Content starts

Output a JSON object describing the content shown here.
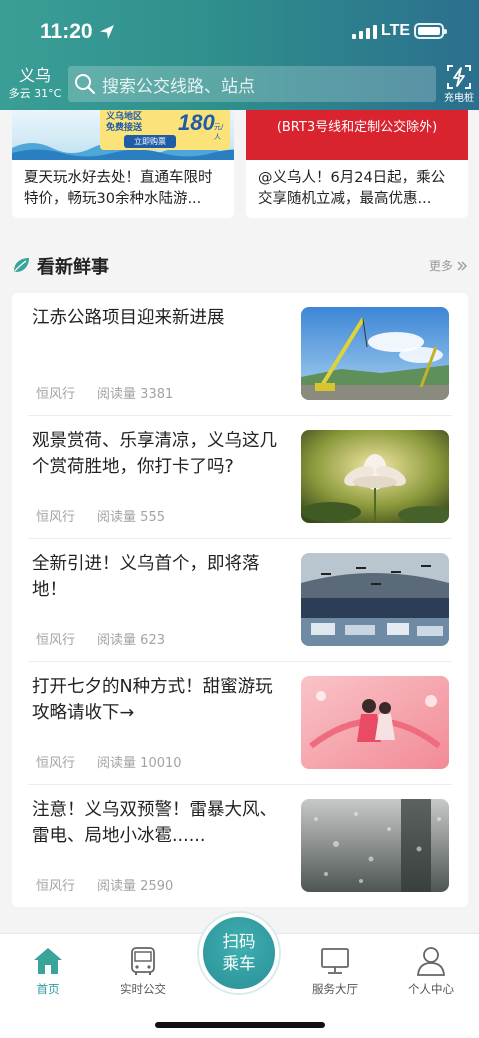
{
  "status_bar": {
    "time": "11:20",
    "network": "LTE"
  },
  "header": {
    "city": "义乌",
    "weather": "多云 31°C",
    "search_placeholder": "搜索公交线路、站点",
    "charge_label": "充电桩"
  },
  "banners": [
    {
      "title": "夏天玩水好去处！直通车限时特价，畅玩30余种水陆游...",
      "promo_line1": "义乌地区",
      "promo_line2": "免费接送",
      "promo_number": "180",
      "promo_unit": "元/人",
      "promo_button": "立即购票"
    },
    {
      "title": "@义乌人！6月24日起，乘公交享随机立减，最高优惠...",
      "banner_text": "(BRT3号线和定制公交除外)"
    }
  ],
  "section": {
    "title": "看新鲜事",
    "more": "更多"
  },
  "news": [
    {
      "title": "江赤公路项目迎来新进展",
      "source": "恒风行",
      "reads_label": "阅读量",
      "reads": "3381",
      "thumb": "construction-crane"
    },
    {
      "title": "观景赏荷、乐享清凉，义乌这几个赏荷胜地，你打卡了吗?",
      "source": "恒风行",
      "reads_label": "阅读量",
      "reads": "555",
      "thumb": "lotus-flower"
    },
    {
      "title": "全新引进！义乌首个，即将落地！",
      "source": "恒风行",
      "reads_label": "阅读量",
      "reads": "623",
      "thumb": "drones-stadium"
    },
    {
      "title": "打开七夕的N种方式！甜蜜游玩攻略请收下→",
      "source": "恒风行",
      "reads_label": "阅读量",
      "reads": "10010",
      "thumb": "qixi-couple"
    },
    {
      "title": "注意！义乌双预警！雷暴大风、雷电、局地小冰雹......",
      "source": "恒风行",
      "reads_label": "阅读量",
      "reads": "2590",
      "thumb": "rain-window"
    }
  ],
  "tabbar": {
    "home": "首页",
    "realtime_bus": "实时公交",
    "scan_line1": "扫码",
    "scan_line2": "乘车",
    "service_hall": "服务大厅",
    "profile": "个人中心"
  },
  "colors": {
    "header_start": "#3a9e96",
    "header_end": "#2b6f8e",
    "accent": "#2e9a9c",
    "banner_red": "#d9232e"
  }
}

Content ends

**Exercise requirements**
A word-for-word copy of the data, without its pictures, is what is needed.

**Output**
Output a JSON object describing the content shown here.
{
  "status_bar": {
    "time": "11:20",
    "network": "LTE"
  },
  "header": {
    "city": "义乌",
    "weather": "多云 31°C",
    "search_placeholder": "搜索公交线路、站点",
    "charge_label": "充电桩"
  },
  "banners": [
    {
      "title": "夏天玩水好去处！直通车限时特价，畅玩30余种水陆游...",
      "promo_line1": "义乌地区",
      "promo_line2": "免费接送",
      "promo_number": "180",
      "promo_unit": "元/人",
      "promo_button": "立即购票"
    },
    {
      "title": "@义乌人！6月24日起，乘公交享随机立减，最高优惠...",
      "banner_text": "(BRT3号线和定制公交除外)"
    }
  ],
  "section": {
    "title": "看新鲜事",
    "more": "更多"
  },
  "news": [
    {
      "title": "江赤公路项目迎来新进展",
      "source": "恒风行",
      "reads_label": "阅读量",
      "reads": "3381",
      "thumb": "construction-crane"
    },
    {
      "title": "观景赏荷、乐享清凉，义乌这几个赏荷胜地，你打卡了吗?",
      "source": "恒风行",
      "reads_label": "阅读量",
      "reads": "555",
      "thumb": "lotus-flower"
    },
    {
      "title": "全新引进！义乌首个，即将落地！",
      "source": "恒风行",
      "reads_label": "阅读量",
      "reads": "623",
      "thumb": "drones-stadium"
    },
    {
      "title": "打开七夕的N种方式！甜蜜游玩攻略请收下→",
      "source": "恒风行",
      "reads_label": "阅读量",
      "reads": "10010",
      "thumb": "qixi-couple"
    },
    {
      "title": "注意！义乌双预警！雷暴大风、雷电、局地小冰雹......",
      "source": "恒风行",
      "reads_label": "阅读量",
      "reads": "2590",
      "thumb": "rain-window"
    }
  ],
  "tabbar": {
    "home": "首页",
    "realtime_bus": "实时公交",
    "scan_line1": "扫码",
    "scan_line2": "乘车",
    "service_hall": "服务大厅",
    "profile": "个人中心"
  },
  "colors": {
    "header_start": "#3a9e96",
    "header_end": "#2b6f8e",
    "accent": "#2e9a9c",
    "banner_red": "#d9232e"
  }
}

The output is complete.